This one really caught my eye when it popped up on the screener. Norbord is a Canadian manufacturer of wood-based construction materials, the kind of boring money spinner that Peter Lynch would love. It’s only 30 years old and under 4B in market cap, so it has room to grow. And it has been growing nicely.
Right now it’s trading at a multiple of 7.4, well below its industry and its own five year average. with a dividend yield of 4.3%. However, it is thinly traded and owned largely by institutions, and the analysts don’t even know it exists. It’s a true hidden gem. So is it worth buying?
Profit margins, revenue growth and returns are all strong, and it compares very favorably with its industry peers. Earnings have grown almost 130% over the last year, but projections for the next few years are negative. Hmm. Cash flow has grown a juicy 34% over the past five years.
Debt and payout ratio are also quite manageable. So let’s look at those payouts. Dividends have been growing, but in part because it has been recovering from a few bad years in 2015-16. Overall, dividend history has been erratic. Not the steadily increasing pattern we like to see.
No company is perfect, but on balance this looks like a winner.
– David Goldwich, J.D.
I’ve had my eye on Hershey for a long time, and now could finally be the time to take a bite. While it’s never cheap, it is currently trading at $91.77, about 20% below it’s 52-week high. Its P/E is relatively low at 20. It is a good dividend payer, and the divvy has been steadily increasing over the last twenty-plus years—a dividend aristocrat in the making.
As a chocoholic I must admit that Hershey is not my first choice, but I’m not the market. People buy chocolate during good times and bad, and a Hershey bar is always nearby. It’s a simple business: make chocolate, sell it, repeat. The kind of business that can be run by the proverbial ham sandwich. Not a lot of innovation, but steady sales and not much in the way of new competition. Kind of like Coke. A strong brand in a boring business that will be around for a long time to come. And like KO, HSY has been diversifying into other areas of the snack business.
The margins are sweet, and the ROE (ttm) is very attractive at 113%. The debt is also high, but manageable. I’d borrow a lot myself to operate a cash machine like this, especially when interest rates are low.

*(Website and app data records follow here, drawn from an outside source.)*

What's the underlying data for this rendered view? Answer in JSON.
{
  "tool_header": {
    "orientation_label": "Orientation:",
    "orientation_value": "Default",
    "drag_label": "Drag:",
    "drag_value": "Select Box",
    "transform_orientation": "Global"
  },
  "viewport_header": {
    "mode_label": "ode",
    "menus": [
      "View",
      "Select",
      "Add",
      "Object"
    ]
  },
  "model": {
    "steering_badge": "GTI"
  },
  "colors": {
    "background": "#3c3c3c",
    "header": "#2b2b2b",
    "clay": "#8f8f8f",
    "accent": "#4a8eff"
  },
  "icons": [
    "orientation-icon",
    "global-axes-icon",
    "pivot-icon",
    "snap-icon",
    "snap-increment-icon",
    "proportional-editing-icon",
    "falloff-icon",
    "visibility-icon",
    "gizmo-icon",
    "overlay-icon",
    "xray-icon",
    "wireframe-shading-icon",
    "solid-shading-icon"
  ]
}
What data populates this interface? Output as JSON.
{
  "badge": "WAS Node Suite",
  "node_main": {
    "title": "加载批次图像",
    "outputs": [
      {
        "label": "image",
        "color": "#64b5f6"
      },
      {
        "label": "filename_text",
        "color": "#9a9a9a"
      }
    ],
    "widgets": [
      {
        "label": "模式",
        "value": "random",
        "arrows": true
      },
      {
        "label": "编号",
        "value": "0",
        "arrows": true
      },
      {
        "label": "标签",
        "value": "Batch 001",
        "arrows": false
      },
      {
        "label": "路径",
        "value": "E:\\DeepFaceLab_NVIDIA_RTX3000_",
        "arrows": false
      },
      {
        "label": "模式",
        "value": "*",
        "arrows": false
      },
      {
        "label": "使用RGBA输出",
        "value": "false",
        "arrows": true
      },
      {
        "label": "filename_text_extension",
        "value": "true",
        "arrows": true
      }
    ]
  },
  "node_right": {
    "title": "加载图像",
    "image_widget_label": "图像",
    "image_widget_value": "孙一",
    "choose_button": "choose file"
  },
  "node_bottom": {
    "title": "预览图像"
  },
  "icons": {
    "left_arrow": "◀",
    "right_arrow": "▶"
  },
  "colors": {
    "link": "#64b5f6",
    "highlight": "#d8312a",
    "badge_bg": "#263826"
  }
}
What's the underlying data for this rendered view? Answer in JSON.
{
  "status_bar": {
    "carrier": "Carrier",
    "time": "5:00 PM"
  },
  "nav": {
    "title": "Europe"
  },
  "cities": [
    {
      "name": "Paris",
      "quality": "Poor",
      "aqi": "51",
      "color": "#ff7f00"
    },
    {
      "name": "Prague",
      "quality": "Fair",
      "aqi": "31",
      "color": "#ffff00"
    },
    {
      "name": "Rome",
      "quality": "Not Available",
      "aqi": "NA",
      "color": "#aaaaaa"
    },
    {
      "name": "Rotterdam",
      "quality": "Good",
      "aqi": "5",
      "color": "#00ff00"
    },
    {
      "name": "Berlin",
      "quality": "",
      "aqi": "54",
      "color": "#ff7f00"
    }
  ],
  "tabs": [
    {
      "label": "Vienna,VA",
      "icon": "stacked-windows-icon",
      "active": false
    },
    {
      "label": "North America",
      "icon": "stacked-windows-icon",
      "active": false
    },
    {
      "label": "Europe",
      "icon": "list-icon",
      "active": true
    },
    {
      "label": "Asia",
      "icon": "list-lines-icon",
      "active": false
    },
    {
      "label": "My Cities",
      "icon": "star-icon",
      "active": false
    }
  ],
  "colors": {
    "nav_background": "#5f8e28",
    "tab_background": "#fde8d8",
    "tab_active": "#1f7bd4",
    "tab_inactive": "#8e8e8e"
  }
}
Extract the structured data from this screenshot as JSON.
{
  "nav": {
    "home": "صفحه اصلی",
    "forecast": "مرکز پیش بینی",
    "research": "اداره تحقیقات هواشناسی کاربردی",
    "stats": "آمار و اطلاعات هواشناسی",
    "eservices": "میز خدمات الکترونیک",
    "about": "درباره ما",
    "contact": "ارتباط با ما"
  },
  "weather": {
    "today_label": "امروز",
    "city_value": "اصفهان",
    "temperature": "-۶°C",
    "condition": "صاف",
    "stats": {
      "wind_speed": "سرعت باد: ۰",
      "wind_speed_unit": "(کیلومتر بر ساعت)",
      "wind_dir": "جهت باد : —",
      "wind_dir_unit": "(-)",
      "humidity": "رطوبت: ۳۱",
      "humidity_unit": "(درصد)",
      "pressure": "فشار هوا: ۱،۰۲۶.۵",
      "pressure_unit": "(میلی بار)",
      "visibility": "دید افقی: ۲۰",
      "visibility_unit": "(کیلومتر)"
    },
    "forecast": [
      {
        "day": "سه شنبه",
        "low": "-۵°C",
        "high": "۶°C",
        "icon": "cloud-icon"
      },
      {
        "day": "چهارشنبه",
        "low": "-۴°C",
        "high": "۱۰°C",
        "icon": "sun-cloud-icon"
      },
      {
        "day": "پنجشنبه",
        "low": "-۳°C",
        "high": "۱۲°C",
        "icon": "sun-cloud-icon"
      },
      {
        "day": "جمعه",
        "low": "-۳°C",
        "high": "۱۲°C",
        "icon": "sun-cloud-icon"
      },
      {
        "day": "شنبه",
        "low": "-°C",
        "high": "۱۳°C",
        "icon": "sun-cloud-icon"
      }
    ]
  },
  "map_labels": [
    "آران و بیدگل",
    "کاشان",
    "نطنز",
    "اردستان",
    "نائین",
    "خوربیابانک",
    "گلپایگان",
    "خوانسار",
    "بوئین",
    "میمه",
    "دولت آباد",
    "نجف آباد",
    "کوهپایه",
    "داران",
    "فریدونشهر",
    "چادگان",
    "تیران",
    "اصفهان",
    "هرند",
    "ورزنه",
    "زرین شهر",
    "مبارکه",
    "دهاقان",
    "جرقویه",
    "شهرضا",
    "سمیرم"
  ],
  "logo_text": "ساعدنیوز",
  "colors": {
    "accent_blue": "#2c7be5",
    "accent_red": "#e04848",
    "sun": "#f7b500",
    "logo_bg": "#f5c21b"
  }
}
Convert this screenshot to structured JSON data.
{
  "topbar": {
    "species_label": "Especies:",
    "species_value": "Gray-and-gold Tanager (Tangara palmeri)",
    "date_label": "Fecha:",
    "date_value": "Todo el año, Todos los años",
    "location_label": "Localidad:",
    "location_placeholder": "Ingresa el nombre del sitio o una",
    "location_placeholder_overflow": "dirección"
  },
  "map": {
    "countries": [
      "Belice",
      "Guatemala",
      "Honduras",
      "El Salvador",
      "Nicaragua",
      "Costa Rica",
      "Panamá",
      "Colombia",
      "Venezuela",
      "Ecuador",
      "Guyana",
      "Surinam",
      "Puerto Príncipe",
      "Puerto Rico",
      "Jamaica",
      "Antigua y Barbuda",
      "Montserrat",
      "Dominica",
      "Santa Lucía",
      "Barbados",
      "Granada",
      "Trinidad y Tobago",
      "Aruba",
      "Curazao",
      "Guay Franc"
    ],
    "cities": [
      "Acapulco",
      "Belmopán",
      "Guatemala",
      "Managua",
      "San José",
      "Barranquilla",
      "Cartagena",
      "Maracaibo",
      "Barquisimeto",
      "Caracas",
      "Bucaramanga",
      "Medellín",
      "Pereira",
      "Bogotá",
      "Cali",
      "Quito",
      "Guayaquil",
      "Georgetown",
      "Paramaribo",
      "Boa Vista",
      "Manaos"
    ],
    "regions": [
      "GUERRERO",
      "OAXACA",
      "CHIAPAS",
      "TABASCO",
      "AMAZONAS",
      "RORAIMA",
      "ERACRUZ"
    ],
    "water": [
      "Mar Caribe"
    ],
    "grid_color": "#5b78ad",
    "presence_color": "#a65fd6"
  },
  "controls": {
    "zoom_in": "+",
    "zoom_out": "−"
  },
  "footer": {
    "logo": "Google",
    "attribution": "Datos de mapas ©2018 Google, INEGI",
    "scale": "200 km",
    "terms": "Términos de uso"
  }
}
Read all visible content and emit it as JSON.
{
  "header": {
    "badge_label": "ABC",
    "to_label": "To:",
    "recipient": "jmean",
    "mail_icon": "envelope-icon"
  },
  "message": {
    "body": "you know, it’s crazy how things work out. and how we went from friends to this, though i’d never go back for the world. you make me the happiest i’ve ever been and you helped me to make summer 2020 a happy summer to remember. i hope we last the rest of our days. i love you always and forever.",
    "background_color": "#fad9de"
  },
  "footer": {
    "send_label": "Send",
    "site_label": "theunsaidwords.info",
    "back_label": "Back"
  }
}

I would not expect HSY to go through the roof, nor would I devote a large part of my portfolio to it. But it would make a strong addition to a dividend stock portfolio, and it is currently at a good price for a buy and hold investor.
– David Goldwich.